Opioid use in pregnancy: the North Carolina grassroots response
- In November 2012, a multidisciplinary workgroup of stakeholders from across the state came together to discuss opioid use in pregnancy.
- The workgroup formed in response to the concerns voiced by many types of providers and communities and out of a desire to collaborate and coordinate efforts and responses.
- Disciplines represented on the workgroup include obstetrics, neonatology, pediatrics, treatment for substance use disorders, social work, care management, behavioral health and pharmacy.
NC Opioid Use in Pregnancy Stakeholder Workgroup Key Messages
- Workgroup members built consensus around key messages related to opioid use in pregnancy.
- Key messages were developed with a focus on women of childbearing age who are taking opioids, pregnant women with opioid dependence, providers who care for these women, and providers who care for opioid-exposed newborns and their families.
- For more info on members of the stakeholder workgroup click here.
Types of Opioid Use
Women may be taking opioids in a variety of circumstances, including:
- By prescription for the treatment of pain
- Through medication-assisted therapy (either methadone or buprenorphine) for the management of opioid dependence
- Taking medications that were prescribed for another person or that were obtained illegally
- Using heroin, or other illegal opioids
Opioid medications may be known by such brand names as Percocet, Dilaudid, Vicodin, Oxycontin, Lortab, and Fentanyl or generic names like morphine, hydrocodone, hydromorphone, and oxycodone
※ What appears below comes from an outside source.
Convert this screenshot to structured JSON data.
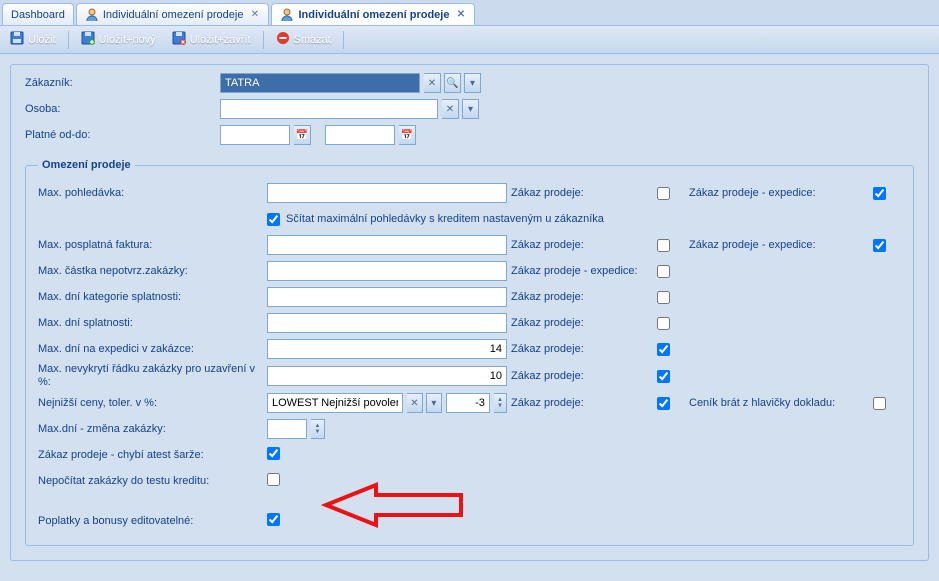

People who take opioids, whether by prescription or illicitly, may become physically dependent on them
- Dependence means that the person will experience unpleasant physical withdrawal symptoms if the opioid is abruptly discontinued
Some people who are physically dependent on opioids may also have an opioid use disorder/addiction that may be mild, moderate or severe
- Opioid use disorder can be treated through a range of treatment modalities